For example, last year one team developed a part which, when inserted in a bacterium, caused gas bubbles (technically, they’re called vesicles) to form. This year, another team hooked up this part in such a way that, when the bacteria encountered arsenic in a water sample, the arsenic was picked up by the bacteria, which produced a gas vesicle and floated to the surface, where it could be skimmed off, thereby removing the arsenic from the water.
“The iGEM competition is a fantastic learning experience,” says Ingrid Swanson, a graduate student in microbiology. “It’s not just great for undergraduates, but also for graduate students, who learn how to organize and lead a team.” It was Swanson who was the inspiration behind the first iGEM team. “It sounded like a lot of fun,” she said, so she began putting together a team of advisors and willing faculty members, including Klavins and Sauro.
This year’s first team was selected and began meeting in the spring and, with the help of graduate advisors, selected a suitable project in the “wet lab” category.
Their project was to find a simpler, quicker way to purify proteins. “Many enzymatic reactions in industrial processes, and most research in biochemical labs, require pure proteins,” says Siegel. “We still use the same steps for isolating proteins that have been in place for over 20 years. The process has approximately 12 steps and takes about four hours for a skilled worker to complete.” The goal was to use a new method which, by genetically modifying bacteria, could help isolate proteins in about ten minutes with no highly specialized equipment.
The students divided the project into three phases and each team began working in the lab by the end of Spring Quarter.
One of the most important lessons they learned was to be thorough and methodical. For example, it turned out that one of the off-the-shelf parts from the registry did not perform as advertised, so they spent a great deal of time describing the characteristics of this part and why it failed to meet expectations. It turned out that this incidental “discovery” was one of the team’s more significant findings.
The team members realized time was short. They could be found in the labs early in the morning and late at night any day of the week, including weekends.
Still, when their deadline came, they had not reached their goal. It turns out that very few teams actually achieve their objectives, Siegel says. “There’s a good deal of luck involved.” Even so, the entire team, including advisors and faculty, was energized by the experience. The gold medal award was based upon meeting a specified number of benchmarks in the overall process.

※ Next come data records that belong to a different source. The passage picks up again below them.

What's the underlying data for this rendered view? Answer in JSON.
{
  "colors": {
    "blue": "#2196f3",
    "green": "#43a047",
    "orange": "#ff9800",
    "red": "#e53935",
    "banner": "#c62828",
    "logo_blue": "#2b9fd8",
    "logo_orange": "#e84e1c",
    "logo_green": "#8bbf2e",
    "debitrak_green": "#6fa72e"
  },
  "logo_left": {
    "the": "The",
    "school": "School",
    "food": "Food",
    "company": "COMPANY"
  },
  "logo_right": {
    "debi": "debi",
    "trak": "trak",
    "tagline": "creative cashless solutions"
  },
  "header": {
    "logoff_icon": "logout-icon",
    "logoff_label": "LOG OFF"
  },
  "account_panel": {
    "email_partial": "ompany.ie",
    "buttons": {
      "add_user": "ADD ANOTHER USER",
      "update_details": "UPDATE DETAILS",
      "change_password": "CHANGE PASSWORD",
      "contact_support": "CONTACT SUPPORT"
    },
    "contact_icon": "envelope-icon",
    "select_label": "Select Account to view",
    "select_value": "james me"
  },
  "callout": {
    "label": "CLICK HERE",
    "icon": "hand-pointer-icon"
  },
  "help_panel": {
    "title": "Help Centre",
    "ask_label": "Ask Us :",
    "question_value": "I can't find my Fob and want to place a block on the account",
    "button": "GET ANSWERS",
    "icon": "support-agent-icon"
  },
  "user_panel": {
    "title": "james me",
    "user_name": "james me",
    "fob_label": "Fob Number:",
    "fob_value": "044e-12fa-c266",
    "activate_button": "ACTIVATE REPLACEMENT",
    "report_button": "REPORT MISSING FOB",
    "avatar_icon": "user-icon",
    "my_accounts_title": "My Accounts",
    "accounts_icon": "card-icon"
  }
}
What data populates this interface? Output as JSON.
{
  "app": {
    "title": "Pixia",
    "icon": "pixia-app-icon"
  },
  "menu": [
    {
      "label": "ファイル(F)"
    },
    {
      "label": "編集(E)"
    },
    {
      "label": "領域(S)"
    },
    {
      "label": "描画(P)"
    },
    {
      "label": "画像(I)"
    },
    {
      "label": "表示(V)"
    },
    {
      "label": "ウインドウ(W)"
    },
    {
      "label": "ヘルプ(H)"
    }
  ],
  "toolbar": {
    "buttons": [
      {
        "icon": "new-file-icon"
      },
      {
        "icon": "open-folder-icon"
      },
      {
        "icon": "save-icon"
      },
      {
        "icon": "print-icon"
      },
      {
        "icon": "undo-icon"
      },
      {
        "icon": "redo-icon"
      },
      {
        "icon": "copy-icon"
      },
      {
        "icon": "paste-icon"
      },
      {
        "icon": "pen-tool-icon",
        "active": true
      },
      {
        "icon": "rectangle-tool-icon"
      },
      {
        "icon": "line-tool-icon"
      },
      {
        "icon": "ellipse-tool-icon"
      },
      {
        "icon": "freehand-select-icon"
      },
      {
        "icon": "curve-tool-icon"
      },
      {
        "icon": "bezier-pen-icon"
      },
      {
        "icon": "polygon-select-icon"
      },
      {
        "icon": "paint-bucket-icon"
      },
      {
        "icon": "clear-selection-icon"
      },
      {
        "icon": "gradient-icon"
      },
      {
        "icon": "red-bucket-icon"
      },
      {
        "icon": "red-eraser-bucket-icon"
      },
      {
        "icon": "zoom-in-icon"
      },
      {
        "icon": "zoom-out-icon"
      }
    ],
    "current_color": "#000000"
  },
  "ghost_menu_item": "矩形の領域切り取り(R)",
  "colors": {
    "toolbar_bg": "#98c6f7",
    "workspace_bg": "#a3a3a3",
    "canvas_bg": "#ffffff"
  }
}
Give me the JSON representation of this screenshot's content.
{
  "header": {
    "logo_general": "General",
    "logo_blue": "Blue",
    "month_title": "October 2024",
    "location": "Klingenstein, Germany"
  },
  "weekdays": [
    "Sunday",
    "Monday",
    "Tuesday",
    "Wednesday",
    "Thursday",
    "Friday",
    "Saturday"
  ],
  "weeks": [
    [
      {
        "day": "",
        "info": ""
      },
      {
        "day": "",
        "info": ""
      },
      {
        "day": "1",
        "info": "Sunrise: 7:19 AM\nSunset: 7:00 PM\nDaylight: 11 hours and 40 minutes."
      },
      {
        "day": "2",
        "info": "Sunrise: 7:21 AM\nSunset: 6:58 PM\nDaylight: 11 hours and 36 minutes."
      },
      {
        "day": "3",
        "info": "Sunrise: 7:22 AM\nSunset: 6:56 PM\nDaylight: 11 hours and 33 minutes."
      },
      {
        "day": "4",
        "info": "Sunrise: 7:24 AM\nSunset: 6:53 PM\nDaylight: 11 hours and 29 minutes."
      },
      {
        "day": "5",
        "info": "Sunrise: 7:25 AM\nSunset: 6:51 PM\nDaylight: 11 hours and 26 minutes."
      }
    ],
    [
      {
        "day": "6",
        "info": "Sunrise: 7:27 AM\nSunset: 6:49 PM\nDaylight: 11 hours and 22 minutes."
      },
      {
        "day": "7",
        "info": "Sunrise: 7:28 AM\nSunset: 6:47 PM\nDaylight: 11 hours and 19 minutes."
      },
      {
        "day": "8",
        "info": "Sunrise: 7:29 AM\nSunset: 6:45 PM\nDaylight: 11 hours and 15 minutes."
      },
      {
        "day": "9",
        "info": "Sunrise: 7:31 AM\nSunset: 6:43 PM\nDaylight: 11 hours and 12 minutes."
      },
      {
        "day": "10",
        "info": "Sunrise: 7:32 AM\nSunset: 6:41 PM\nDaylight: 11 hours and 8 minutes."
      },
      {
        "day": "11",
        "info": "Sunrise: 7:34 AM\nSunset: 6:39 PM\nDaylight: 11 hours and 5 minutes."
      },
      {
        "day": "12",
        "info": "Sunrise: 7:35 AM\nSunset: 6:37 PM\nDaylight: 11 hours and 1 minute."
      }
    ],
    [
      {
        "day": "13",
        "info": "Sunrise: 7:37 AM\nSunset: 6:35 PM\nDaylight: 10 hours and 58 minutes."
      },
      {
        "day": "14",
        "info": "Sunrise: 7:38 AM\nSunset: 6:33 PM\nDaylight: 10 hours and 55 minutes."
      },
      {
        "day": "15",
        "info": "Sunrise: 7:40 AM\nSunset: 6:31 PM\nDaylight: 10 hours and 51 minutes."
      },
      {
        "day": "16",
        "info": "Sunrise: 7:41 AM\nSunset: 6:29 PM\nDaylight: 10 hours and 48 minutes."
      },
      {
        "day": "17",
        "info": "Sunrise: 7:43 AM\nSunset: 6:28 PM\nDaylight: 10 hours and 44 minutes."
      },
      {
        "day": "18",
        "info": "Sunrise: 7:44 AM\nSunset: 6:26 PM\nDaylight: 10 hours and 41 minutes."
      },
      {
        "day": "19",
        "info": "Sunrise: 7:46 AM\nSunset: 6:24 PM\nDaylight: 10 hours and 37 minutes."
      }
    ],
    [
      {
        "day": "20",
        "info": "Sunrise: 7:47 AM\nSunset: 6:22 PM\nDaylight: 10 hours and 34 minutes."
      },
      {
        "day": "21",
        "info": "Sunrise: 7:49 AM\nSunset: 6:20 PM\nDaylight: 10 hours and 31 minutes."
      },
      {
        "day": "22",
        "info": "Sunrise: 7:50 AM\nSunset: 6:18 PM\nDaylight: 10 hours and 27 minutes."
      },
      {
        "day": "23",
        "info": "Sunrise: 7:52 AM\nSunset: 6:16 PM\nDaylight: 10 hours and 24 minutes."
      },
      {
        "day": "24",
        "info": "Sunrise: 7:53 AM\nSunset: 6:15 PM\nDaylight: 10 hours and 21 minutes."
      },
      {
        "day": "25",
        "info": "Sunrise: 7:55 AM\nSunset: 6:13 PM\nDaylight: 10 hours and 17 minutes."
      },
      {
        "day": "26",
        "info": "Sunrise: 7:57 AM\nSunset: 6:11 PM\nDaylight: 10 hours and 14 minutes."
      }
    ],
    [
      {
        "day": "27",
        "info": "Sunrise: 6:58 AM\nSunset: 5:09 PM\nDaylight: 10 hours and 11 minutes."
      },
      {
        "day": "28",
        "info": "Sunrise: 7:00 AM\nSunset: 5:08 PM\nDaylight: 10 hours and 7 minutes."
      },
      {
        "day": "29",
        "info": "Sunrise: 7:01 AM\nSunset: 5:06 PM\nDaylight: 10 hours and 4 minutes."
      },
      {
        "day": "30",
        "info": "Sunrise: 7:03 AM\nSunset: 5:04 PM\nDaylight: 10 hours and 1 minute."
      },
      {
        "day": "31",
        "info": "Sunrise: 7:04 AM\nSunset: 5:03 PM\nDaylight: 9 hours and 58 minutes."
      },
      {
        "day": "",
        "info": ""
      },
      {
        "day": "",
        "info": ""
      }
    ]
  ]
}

“The students grew so much,” says Swanson. “If they had had more time, the project could have worked.” Klavins commented, “If I had the money I’d create 10 iGEM teams.”Already, there have been positive results from the competition. All graduating seniors from last year’s team have had their career choice influenced by the competition — two are now working in synthetic biology laboratories — while an electrical engineering major is now employed in an immunology lab. And all of this year’s team’s seniors are applying to graduate school in synthetic biology.
“I’d love to have more faculty from more departments involved in coming years, and I’d like to recruit students who are as young as possible, so they can stay with the competition for a number of years,” Klavins says. “Eventually, we’d like to build the base for a synthetic biology program at the UW.”
This year’s iGEM teams received financial support from the departments of Electrical Engineering and Bioengineering.